For something more arcadey like Forza Horizon 5, I preferred the wheel in the bottom slot — meaning I could place my thumb over the top ridge and make more deliberate steering actions. On the flip side, when more finer degrees of input were needed in ACC, I moved it to the top left, so my thumb gently caressed the bottom edge for smaller rotations. It’s a nifty system to use in a snap, which speaking of, the wheel does snap back to its default position if you let go.
However, the rest of the experience doesn’t quite stand up to this same level of playability. Sure, the mechanical face buttons have a nice tactile feel to them, but the D-pad feels cheap and mushy — almost like you’re force pushing down on a small sponge to trigger the input.
Additional mappable buttons are nice to have, but I would have preferred the option to customize these with some paddles (complete the driving experience with manual gear changes).
Furthermore, the lack of wireless seems like a missed opportunity in the convenience department, and why are we still seeing micro USB ports in 2023? Surely it would not have been too costly to make the jump to USB-C.
This mixed experience when playing other games does constrain it to a somewhat specific use case, which brings us to the ultimate point of this pad.
Thrustmaster’s experiment is quite a gamble.
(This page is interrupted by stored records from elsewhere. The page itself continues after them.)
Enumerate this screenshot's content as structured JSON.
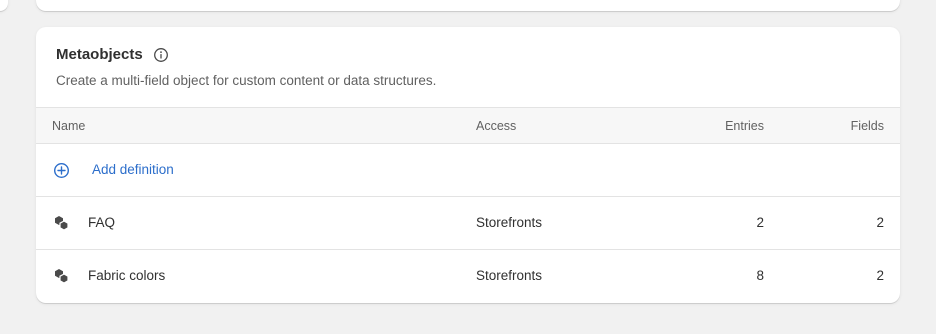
{
  "section": {
    "title": "Metaobjects",
    "description": "Create a multi-field object for custom content or data structures."
  },
  "table": {
    "headers": {
      "name": "Name",
      "access": "Access",
      "entries": "Entries",
      "fields": "Fields"
    },
    "add_label": "Add definition",
    "rows": [
      {
        "name": "FAQ",
        "access": "Storefronts",
        "entries": "2",
        "fields": "2"
      },
      {
        "name": "Fabric colors",
        "access": "Storefronts",
        "entries": "8",
        "fields": "2"
      }
    ]
  },
  "icons": {
    "info": "info-circle-icon",
    "add": "plus-circle-icon",
    "metaobject": "metaobject-icon"
  },
  "colors": {
    "link": "#2c6ecb",
    "background": "#f1f1f1",
    "card": "#ffffff",
    "header_row": "#f7f7f7",
    "border": "#e3e3e3",
    "icon": "#4a4a4a"
  }
}
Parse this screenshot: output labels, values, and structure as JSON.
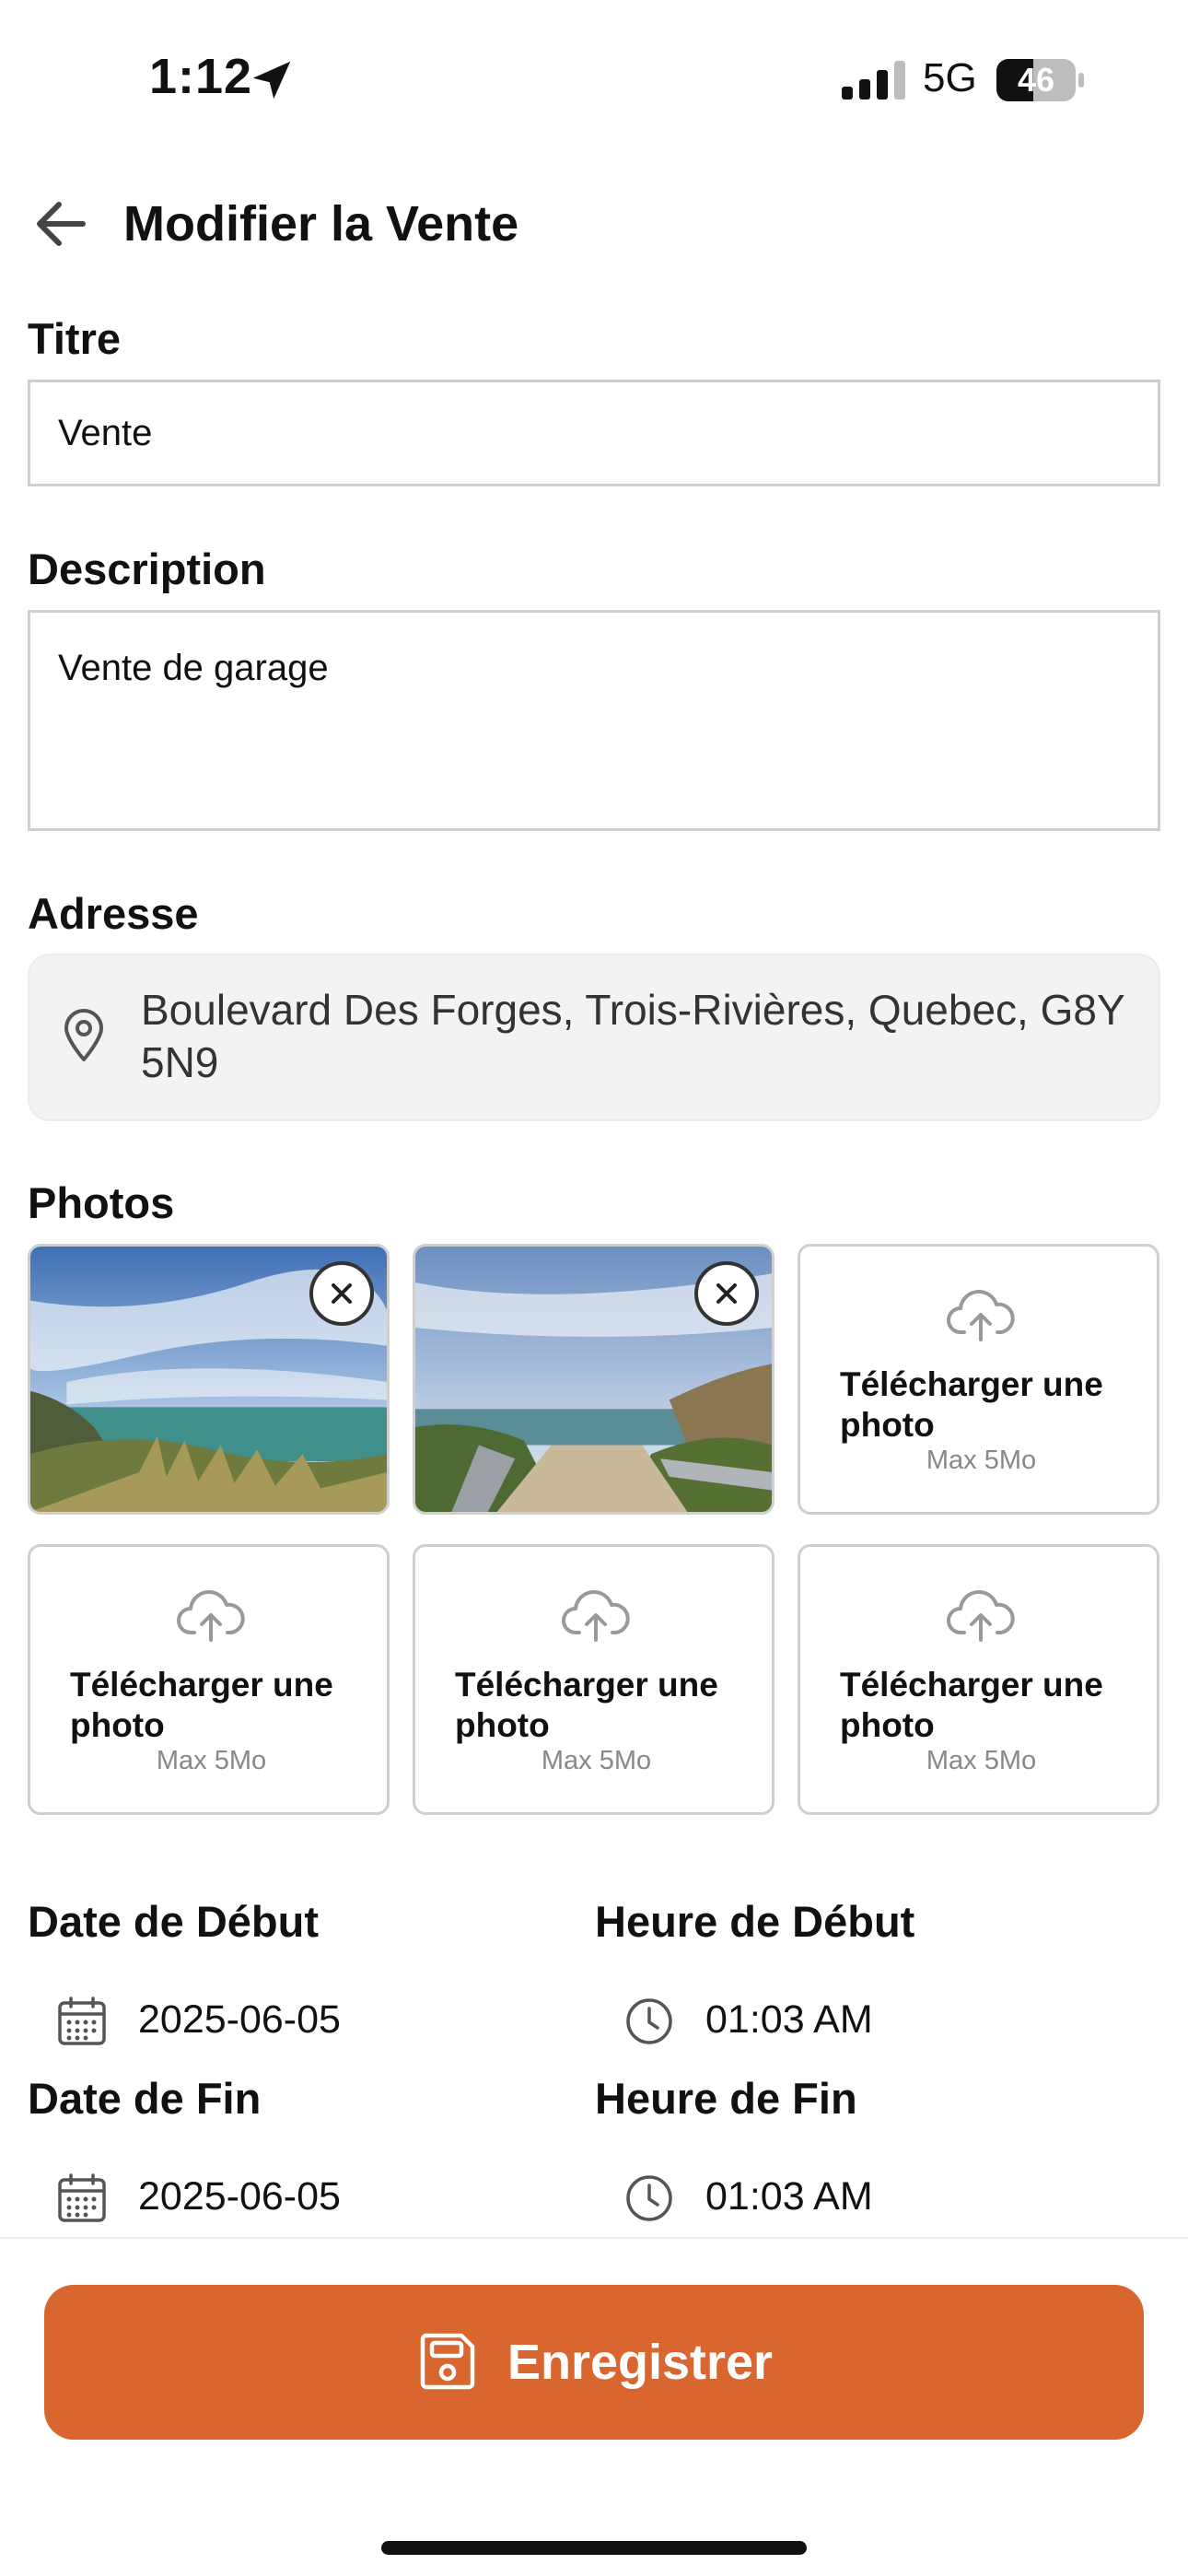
{
  "status_bar": {
    "time": "1:12",
    "network": "5G",
    "battery": "46"
  },
  "header": {
    "title": "Modifier la Vente"
  },
  "form": {
    "title_label": "Titre",
    "title_value": "Vente",
    "description_label": "Description",
    "description_value": "Vente de garage",
    "address_label": "Adresse",
    "address_value": "Boulevard Des Forges, Trois-Rivières, Quebec, G8Y 5N9",
    "photos_label": "Photos",
    "upload_title": "Télécharger une photo",
    "upload_sub": "Max 5Mo",
    "start_date_label": "Date de Début",
    "start_date_value": "2025-06-05",
    "start_time_label": "Heure de Début",
    "start_time_value": "01:03 AM",
    "end_date_label": "Date de Fin",
    "end_date_value": "2025-06-05",
    "end_time_label": "Heure de Fin",
    "end_time_value": "01:03 AM"
  },
  "actions": {
    "save_label": "Enregistrer"
  },
  "colors": {
    "accent": "#d9652f"
  },
  "icons": [
    "back-arrow-icon",
    "location-pin-icon",
    "close-icon",
    "cloud-upload-icon",
    "calendar-icon",
    "clock-icon",
    "save-icon"
  ]
}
The ESWAP XR PRO Forza Horizon 5 edition is a big swing at a racing enthusiast audience that may not have the space for a rig, or don’t really want to muck about setting it up every time they want to play.
If this is you, you’re dedicated to this motorsport mecca of gaming, and you have $179 lying around, then I’d say this could be worthwhile. After the initial learning curve of the wheel module’s sensitivity, it provided a new dimension of control to my racing action — across both arcade driving and hardcore sims.
But that price is a little hard to justify — especially when you take into account the cheap-feeling plastic, mushy D-pad and the wired-only connection. Plus if you are in this target audience, then I’d recommend picking up a cheap, small wheel and pedals for a better experience. Either that or hold off until you can find it at a decent discount.